Inspired by the luminous silent film star, Lillian Gish. I recently watched her 1919 film directed by D.W. Griffith, True Heart Susie. It turns out I was familiar with one of the stills from an old film catalog from my college film school days, but I wasn’t aware of which film it was. The pacing of the silent films takes some getting used to, but there was much that was charming in this one.
There’s something about Gish’s wistful child-woman face that I find appealing, so I had to try to draw her. I love the lighting in these old films and publicity photos, and I’ve drawn from them before, namely Marie Prevost (and here and here and here). I believe the still was a publicity shot; if it was from a film, I don’t know which one. I know it isn’t a good likeness of her, but it is a good drawing. I want to try another one soon.
(media: Prismacolor markers)
I’ve continued the series of Marie Prevost drawings…. in my favorite photos, she has such a sweet, but also impish expression. Great, knowing eyes and a quirky grin. Ah, Marie!
I can’t stop drawing Marie! This one came from a publicity photo from her 1922 film “The Beautiful and the Damned.” One of these days I’m going to run out of pictures of her and it will be a sad day.

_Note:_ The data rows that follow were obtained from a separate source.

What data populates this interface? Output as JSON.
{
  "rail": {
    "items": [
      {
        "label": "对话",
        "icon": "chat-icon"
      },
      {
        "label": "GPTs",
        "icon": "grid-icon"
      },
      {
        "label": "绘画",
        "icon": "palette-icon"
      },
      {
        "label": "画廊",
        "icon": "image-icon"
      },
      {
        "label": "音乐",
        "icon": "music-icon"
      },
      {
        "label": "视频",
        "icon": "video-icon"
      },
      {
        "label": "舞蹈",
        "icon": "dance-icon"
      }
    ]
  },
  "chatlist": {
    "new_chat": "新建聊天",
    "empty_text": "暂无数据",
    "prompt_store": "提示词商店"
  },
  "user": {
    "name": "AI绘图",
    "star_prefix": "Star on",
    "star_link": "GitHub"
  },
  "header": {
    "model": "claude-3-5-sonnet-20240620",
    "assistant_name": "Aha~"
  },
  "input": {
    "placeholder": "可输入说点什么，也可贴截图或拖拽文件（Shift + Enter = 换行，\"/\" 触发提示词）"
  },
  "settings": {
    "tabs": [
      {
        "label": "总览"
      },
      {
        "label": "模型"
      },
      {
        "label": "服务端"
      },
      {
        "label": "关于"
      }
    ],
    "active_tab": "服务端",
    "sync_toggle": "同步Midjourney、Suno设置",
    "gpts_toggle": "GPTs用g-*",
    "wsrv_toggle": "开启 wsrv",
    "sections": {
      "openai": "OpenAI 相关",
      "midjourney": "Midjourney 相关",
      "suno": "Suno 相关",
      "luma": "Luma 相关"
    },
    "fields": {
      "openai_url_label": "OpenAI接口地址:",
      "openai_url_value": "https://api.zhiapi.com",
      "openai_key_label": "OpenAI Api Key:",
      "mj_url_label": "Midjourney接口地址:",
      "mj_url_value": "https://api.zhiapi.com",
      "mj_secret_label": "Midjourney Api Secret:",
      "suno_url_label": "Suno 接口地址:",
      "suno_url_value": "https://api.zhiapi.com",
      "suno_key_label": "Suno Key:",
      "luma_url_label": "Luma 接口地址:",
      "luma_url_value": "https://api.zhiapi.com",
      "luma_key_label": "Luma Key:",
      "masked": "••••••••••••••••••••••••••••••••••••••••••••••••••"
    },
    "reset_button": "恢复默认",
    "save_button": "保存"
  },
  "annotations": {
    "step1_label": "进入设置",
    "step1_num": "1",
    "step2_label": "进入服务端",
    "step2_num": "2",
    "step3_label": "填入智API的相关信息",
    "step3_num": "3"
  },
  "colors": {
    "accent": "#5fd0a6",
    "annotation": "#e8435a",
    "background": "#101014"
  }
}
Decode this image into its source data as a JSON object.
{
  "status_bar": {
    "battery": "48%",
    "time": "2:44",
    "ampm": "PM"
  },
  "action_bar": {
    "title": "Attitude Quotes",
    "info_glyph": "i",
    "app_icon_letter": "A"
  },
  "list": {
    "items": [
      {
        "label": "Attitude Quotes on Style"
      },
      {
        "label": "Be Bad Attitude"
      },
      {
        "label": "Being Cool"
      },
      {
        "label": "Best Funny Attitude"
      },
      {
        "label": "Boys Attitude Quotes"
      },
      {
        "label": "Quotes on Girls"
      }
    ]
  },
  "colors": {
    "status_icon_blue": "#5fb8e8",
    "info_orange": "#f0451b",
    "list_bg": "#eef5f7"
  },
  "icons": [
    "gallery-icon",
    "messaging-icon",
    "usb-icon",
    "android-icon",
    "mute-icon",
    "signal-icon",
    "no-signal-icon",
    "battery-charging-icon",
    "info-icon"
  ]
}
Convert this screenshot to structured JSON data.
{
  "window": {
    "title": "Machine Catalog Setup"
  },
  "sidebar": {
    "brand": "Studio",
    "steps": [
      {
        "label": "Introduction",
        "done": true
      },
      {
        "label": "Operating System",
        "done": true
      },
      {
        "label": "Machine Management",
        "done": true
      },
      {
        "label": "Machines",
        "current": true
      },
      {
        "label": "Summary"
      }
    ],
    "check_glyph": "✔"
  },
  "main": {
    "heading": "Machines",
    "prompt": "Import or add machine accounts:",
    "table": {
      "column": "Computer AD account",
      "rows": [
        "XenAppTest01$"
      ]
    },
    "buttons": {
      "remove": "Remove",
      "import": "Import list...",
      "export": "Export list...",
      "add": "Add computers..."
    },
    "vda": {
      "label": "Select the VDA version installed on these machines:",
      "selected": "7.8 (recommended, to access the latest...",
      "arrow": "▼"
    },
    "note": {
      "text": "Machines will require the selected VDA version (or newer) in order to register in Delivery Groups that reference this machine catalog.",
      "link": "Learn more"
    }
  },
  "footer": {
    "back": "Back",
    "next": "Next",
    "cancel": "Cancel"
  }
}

I’ve had a lot of weird, uneven results with my drawings this week, possibly because I’ve been doing more live sketches which can get so messed up as people move. Here are two unsuccessful efforts, odd palimpsest effects created by trying over and over to get pose and likeness.
The first went wrong because the man shifted his pose, along with the fact that I somehow made an older man look young on the first try.
The second one I rather like, except that I never got the full pose on the page. This man was quite a character. Everything about him was unsavory–his threatening tone of voice, his sidewinder pose, his appearance (a slinky, disco-tight striped shirt over dirty dark blue workman’s pants and expensive loafers, burnt-red skin tone livid against the green shirt, thinning hair greased into a nub of a ponytail). Then there was that pose. It was as if he was hiding something (or from someone), but he was in a large public lobby on a comfy couch, coiled tight, left hand cradling his phone, right wedged between his knees. Maybe Elmore Leonard or Quentin Tarantino could have used him; he was that kind of guy. I sure would like to do more sketches of him, but I’ve never seen him there before; I don’t think he’s a regular in this boutique mall with an office tower full of lawyers and accountants.
These are the better things I made. There are flaws in this Marie Prevost drawing, but I’m enjoying the play between detail and massing of tones in this series. I continue to enjoy the watercolor/colored pencil fashion sketches; there will be more. As for the life drawings, my shading patterns are becoming more consistent and effective, but I’m wondering how I can push them toward something with a little more texture or aesthetic interest. Just a thought for the week ahead.
In Sunset Boulevard, Gloria Swanson’s character, Norma Desmond, is looking at some old silent films, relics of her glory days. She wants to make a point to her companion, a writer, that his trade had little use in her day. With the actor’s faces flickering on the screen before them, she says: “We didn’t need dialogue. We had faces!”
They sure did.
I’ve been captivated the last few days by these silent screen ladies, especially Marie Prevost, pictured here. I knew nothing about her when I began my search–simply thinking the old screen actresses might be fun to draw–but have since found she had a very sad, short life. She started her career as a Mack Sennett Bathing Beauty, had a talent for comedies, especially under the direction of Ernst Lubitsch, and made 121 films in 19 years, earning her a star in the Hollywood Walk of Fame. But personal tragedy took its toll, as did the advent of talkies and Hollywood’s typical demand for skinny, young actresses. She died alone, alcoholic and malnourished, two years after her last small part. And yes, it does seem true that her dog, trapped in the apartment with his dead mistress, bit her arms and legs, either to wake her or because he was hungry. Sad way to go, Marie.
But she did shine. I’ve never seen any of her films, but in these glamour shots, the lighting was exquisite, evoking a sense of mystery and drama to which her own personality seemed to add a saucy gaiety. There are a few more images of Marie I’d like to draw–and maybe a few of her peers. If you don’t know Miss Prevost, you might enjoy this compilation of her work by Basil Nelson. If you are already a fan, I hope you like my tribute.